The moment of sleep has come. Conversations about sleep are becoming more common, whether we're discussing ways to get more or simply better quality sleep. Magnesium is a novel subject that has recently entered the conversation about sleep.

Magnesium is being promoted as a sleep aid, so we're interested. Will taking magnesium before bed let you fall asleep more quickly or keep you there for a longer period of time? These are the pressing concerns that are at the center of the sleep debates, and we're digging deeper to see what all the hoopla is about and whether there is any evidence to support a link between magnesium and better sleep. you can also try Blue Zopiclone 7.5 Mg.

What is magnesium? 

Let's start with the fundamentals. The body requires magnesium as a vitamin to remain healthy. It is necessary for many bodily functions, including controlling blood sugar levels, blood pressure, and the production of DNA, protein, and bone.
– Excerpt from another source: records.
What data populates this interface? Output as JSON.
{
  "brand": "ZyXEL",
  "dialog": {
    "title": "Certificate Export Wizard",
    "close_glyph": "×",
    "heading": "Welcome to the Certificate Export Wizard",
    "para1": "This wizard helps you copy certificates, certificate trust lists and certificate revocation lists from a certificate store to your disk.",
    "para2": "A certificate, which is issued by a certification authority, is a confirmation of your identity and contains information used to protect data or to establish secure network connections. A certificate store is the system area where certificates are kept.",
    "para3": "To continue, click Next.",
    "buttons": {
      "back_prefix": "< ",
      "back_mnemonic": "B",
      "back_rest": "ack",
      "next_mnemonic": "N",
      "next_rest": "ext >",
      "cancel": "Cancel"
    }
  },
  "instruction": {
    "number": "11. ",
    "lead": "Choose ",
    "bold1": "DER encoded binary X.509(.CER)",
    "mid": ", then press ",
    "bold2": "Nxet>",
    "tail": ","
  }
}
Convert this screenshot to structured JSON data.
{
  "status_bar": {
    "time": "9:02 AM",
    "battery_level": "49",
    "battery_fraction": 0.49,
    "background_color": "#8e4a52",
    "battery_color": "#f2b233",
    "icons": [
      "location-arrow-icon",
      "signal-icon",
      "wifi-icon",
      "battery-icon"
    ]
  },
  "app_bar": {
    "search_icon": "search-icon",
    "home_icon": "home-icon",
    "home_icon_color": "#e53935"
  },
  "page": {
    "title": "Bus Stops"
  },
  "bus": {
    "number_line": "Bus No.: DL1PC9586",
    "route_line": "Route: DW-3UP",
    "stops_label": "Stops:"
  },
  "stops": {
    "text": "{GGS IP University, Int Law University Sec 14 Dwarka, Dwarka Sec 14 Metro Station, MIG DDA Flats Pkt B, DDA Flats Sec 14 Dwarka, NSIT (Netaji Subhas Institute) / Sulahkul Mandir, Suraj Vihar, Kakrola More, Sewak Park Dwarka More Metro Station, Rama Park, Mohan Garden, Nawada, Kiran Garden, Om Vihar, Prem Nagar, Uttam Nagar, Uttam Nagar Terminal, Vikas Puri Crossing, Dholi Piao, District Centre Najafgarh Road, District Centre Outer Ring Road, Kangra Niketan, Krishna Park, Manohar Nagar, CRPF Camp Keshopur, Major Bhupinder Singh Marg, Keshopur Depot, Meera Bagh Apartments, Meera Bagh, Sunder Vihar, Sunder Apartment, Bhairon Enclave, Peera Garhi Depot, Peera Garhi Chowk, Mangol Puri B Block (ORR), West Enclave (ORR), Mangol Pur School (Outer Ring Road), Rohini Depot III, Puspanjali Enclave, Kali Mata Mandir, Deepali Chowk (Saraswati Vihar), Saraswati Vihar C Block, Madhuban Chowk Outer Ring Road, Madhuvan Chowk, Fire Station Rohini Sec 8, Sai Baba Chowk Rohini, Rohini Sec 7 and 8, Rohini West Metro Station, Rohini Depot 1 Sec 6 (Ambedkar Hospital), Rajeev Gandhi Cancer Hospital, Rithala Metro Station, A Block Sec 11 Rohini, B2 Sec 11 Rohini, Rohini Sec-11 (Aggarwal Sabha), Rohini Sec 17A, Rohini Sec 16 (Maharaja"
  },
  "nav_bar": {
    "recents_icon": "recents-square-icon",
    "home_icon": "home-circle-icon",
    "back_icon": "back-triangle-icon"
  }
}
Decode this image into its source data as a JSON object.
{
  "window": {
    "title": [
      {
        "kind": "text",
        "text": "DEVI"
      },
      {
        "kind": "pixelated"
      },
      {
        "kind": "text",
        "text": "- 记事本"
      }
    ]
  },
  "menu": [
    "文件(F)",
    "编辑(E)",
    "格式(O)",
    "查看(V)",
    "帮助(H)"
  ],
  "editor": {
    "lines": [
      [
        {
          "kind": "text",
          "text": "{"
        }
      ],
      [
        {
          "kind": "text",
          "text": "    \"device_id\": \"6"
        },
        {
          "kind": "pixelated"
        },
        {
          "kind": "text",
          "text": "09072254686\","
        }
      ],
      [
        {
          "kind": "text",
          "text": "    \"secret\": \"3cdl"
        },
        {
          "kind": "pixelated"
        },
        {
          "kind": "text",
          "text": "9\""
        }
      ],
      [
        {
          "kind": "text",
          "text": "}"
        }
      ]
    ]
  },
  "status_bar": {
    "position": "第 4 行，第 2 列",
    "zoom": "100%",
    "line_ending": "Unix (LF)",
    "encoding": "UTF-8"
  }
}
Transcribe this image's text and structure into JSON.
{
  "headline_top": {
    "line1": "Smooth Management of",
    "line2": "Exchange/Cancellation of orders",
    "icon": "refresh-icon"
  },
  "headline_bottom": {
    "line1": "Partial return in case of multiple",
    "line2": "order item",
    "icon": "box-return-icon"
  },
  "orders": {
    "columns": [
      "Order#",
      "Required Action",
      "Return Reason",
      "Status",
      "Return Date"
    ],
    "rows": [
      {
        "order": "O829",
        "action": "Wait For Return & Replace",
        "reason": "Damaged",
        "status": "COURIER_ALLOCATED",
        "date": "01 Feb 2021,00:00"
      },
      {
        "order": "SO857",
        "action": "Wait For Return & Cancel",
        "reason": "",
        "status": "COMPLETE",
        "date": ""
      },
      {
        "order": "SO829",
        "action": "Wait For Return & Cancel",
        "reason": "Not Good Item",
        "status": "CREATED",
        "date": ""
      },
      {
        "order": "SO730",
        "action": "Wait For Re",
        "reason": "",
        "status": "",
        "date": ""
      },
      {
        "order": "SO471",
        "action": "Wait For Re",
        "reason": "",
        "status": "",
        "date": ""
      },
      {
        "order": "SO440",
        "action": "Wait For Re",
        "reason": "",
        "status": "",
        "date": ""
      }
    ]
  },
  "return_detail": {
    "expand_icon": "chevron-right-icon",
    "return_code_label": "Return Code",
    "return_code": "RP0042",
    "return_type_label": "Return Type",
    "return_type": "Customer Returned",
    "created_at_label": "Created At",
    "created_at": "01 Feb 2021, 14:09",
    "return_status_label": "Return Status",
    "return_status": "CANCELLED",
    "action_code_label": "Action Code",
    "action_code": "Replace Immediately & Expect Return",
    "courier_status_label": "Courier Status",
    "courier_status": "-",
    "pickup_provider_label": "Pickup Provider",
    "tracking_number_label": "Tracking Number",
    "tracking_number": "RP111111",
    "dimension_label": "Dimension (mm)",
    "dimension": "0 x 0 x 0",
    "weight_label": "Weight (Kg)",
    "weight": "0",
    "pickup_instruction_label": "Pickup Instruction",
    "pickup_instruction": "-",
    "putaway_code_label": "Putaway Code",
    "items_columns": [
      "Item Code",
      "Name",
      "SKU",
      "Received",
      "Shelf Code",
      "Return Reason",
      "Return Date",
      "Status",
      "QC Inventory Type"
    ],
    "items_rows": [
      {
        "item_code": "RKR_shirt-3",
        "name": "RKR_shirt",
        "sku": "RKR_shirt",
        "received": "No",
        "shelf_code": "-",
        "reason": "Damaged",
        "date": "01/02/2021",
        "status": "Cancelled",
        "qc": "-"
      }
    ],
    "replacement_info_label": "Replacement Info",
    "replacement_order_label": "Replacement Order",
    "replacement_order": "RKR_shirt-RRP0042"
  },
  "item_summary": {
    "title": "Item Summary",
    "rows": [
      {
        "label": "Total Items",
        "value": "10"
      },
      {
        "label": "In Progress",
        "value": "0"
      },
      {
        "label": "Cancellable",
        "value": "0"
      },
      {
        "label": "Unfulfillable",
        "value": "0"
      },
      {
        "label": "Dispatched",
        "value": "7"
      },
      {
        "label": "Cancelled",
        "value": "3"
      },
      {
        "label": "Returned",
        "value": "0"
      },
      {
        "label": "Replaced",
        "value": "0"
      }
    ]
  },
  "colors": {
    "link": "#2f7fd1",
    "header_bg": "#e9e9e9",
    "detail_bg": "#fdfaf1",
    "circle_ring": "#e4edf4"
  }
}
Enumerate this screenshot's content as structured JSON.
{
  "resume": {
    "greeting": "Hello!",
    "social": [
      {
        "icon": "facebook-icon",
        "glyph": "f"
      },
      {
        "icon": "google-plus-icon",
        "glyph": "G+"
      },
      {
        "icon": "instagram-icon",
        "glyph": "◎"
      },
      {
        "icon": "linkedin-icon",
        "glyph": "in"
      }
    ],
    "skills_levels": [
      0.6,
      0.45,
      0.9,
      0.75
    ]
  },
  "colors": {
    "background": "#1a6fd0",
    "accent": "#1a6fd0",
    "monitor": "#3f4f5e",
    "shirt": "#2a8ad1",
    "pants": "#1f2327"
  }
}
It also regulates the function of muscles and nerves.

Numerous foods naturally contain magnesium, and certain fortified meals also include it. The items listed below should be part of a balanced diet to ensure that you are getting the required levels of magnesium.

Whole grains, legumes, nuts, seeds, and green leafy veggies 

breakfast cereals and other items fortified with yogurt, milk, and a few other milk-based items.

Magnesium deficiency is rather uncommon in healthy individuals. However, if you are an older adult and have type 2 diabetes, gastrointestinal illness, or alcohol use disorder, you may be at risk of a deficit.

How are magnesium and sleep linked?

The scientific evidence connecting magnesium and better sleep is now insufficient to give a firm medical conclusion. Here is what is known about the body and magnesium intake, though. Chemically speaking, magnesium promotes relaxation by triggering the parasympathetic nervous system2, which is what makes you feel calm and relaxed.

In addition, magnesium controls the hormone melatonin, which controls your body's sleep-wake cycles.

GABA is a neurotransmitter that reduces nerve activity, which is why Ambien and other sleep aids use it.

Magnesium can therefore assist in getting ready for bed by calming the nervous system.

Where’s the research?

Despite the fact that a few studies have suggested that magnesium may aid in both falling asleep and getting deep, restful sleep, the body of research is still quite small.

But sleep specialists are quick to point out that there is currently very little study on the subject and that it has mainly focused on elderly people with insomnia who take magnesium supplements. Therefore, it's unclear if other age groups would also gain from this.

However, some people have discovered benefits from magnesium, according to integrative medicine expert Naoki Umeda, MD. Overall, the evidence for magnesium is thin, she says.

Any dosage requirements?

It's challenging to suggest precise doses of magnesium supplements because so little research has specifically examined their impact on insomnia. But starting with the right kind of magnesium—magnesium glycinate or magnesium citrate—is the best course of action. The USA Meds can help you.

When used for sleep or general health, the recommended daily intake of magnesium is 200–310 mg. However, there is no suggested time for taking magnesium before bed because it is not "technically" regarded as a sleep aid. 

If you take it around an hour before you settle in for the evening, it can aid in calming and relaxing you.